DATASET CONTENT
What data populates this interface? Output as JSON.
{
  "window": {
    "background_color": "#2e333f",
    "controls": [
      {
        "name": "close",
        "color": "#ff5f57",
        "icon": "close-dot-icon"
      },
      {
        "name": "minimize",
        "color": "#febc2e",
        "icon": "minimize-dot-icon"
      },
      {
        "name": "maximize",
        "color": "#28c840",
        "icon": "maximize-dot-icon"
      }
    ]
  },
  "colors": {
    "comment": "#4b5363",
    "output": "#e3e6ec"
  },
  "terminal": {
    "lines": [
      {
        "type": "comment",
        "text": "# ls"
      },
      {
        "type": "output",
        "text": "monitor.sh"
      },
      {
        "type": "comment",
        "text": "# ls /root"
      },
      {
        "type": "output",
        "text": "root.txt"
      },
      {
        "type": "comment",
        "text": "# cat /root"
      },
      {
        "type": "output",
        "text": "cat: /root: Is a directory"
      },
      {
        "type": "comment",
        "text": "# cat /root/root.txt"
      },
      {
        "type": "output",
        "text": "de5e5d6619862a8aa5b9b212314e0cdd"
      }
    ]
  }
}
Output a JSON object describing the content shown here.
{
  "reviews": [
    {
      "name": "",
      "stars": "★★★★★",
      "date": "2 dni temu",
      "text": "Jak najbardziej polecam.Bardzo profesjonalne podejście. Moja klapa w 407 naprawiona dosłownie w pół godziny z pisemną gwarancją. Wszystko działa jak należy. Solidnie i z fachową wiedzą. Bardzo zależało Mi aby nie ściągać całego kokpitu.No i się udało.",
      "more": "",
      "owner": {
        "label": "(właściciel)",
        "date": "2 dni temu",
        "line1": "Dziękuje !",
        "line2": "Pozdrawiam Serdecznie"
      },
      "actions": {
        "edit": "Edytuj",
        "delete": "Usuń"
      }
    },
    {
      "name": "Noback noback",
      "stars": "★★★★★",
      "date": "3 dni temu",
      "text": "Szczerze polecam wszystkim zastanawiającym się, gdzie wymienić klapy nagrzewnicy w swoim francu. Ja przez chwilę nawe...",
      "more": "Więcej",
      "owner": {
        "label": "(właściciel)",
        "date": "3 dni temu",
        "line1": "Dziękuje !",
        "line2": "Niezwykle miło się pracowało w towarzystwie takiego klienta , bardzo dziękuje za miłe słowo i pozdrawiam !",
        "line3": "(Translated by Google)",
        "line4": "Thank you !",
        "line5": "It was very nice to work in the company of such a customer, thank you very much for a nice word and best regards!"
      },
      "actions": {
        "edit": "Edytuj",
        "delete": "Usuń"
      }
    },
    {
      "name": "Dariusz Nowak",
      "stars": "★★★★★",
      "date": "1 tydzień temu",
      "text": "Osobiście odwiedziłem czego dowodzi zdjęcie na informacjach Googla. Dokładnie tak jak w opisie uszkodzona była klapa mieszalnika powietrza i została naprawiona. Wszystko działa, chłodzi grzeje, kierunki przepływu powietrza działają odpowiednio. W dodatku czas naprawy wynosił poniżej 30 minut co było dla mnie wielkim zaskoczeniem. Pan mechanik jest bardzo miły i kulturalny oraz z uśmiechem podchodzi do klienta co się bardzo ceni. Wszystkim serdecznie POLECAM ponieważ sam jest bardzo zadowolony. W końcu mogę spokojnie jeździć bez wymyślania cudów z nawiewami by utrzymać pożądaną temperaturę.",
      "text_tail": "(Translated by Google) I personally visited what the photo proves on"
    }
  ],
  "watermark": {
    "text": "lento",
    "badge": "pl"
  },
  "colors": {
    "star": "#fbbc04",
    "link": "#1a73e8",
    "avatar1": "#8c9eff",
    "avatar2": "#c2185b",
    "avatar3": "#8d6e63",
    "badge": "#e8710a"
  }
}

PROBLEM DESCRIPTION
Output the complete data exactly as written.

OUTPUT
What data populates this interface? Output as JSON.
{
  "window": {
    "background_color": "#2e333f",
    "controls": [
      {
        "name": "close",
        "color": "#ff5f57",
        "icon": "close-dot-icon"
      },
      {
        "name": "minimize",
        "color": "#febc2e",
        "icon": "minimize-dot-icon"
      },
      {
        "name": "maximize",
        "color": "#28c840",
        "icon": "maximize-dot-icon"
      }
    ]
  },
  "colors": {
    "comment": "#4b5363",
    "output": "#e3e6ec"
  },
  "terminal": {
    "lines": [
      {
        "type": "comment",
        "text": "# ls"
      },
      {
        "type": "output",
        "text": "monitor.sh"
      },
      {
        "type": "comment",
        "text": "# ls /root"
      },
      {
        "type": "output",
        "text": "root.txt"
      },
      {
        "type": "comment",
        "text": "# cat /root"
      },
      {
        "type": "output",
        "text": "cat: /root: Is a directory"
      },
      {
        "type": "comment",
        "text": "# cat /root/root.txt"
      },
      {
        "type": "output",
        "text": "de5e5d6619862a8aa5b9b212314e0cdd"
      }
    ]
  }
}
Output a JSON object describing the content shown here.
{
  "reviews": [
    {
      "name": "",
      "stars": "★★★★★",
      "date": "2 dni temu",
      "text": "Jak najbardziej polecam.Bardzo profesjonalne podejście. Moja klapa w 407 naprawiona dosłownie w pół godziny z pisemną gwarancją. Wszystko działa jak należy. Solidnie i z fachową wiedzą. Bardzo zależało Mi aby nie ściągać całego kokpitu.No i się udało.",
      "more": "",
      "owner": {
        "label": "(właściciel)",
        "date": "2 dni temu",
        "line1": "Dziękuje !",
        "line2": "Pozdrawiam Serdecznie"
      },
      "actions": {
        "edit": "Edytuj",
        "delete": "Usuń"
      }
    },
    {
      "name": "Noback noback",
      "stars": "★★★★★",
      "date": "3 dni temu",
      "text": "Szczerze polecam wszystkim zastanawiającym się, gdzie wymienić klapy nagrzewnicy w swoim francu. Ja przez chwilę nawe...",
      "more": "Więcej",
      "owner": {
        "label": "(właściciel)",
        "date": "3 dni temu",
        "line1": "Dziękuje !",
        "line2": "Niezwykle miło się pracowało w towarzystwie takiego klienta , bardzo dziękuje za miłe słowo i pozdrawiam !",
        "line3": "(Translated by Google)",
        "line4": "Thank you !",
        "line5": "It was very nice to work in the company of such a customer, thank you very much for a nice word and best regards!"
      },
      "actions": {
        "edit": "Edytuj",
        "delete": "Usuń"
      }
    },
    {
      "name": "Dariusz Nowak",
      "stars": "★★★★★",
      "date": "1 tydzień temu",
      "text": "Osobiście odwiedziłem czego dowodzi zdjęcie na informacjach Googla. Dokładnie tak jak w opisie uszkodzona była klapa mieszalnika powietrza i została naprawiona. Wszystko działa, chłodzi grzeje, kierunki przepływu powietrza działają odpowiednio. W dodatku czas naprawy wynosił poniżej 30 minut co było dla mnie wielkim zaskoczeniem. Pan mechanik jest bardzo miły i kulturalny oraz z uśmiechem podchodzi do klienta co się bardzo ceni. Wszystkim serdecznie POLECAM ponieważ sam jest bardzo zadowolony. W końcu mogę spokojnie jeździć bez wymyślania cudów z nawiewami by utrzymać pożądaną temperaturę.",
      "text_tail": "(Translated by Google) I personally visited what the photo proves on"
    }
  ],
  "watermark": {
    "text": "lento",
    "badge": "pl"
  },
  "colors": {
    "star": "#fbbc04",
    "link": "#1a73e8",
    "avatar1": "#8c9eff",
    "avatar2": "#c2185b",
    "avatar3": "#8d6e63",
    "badge": "#e8710a"
  }
}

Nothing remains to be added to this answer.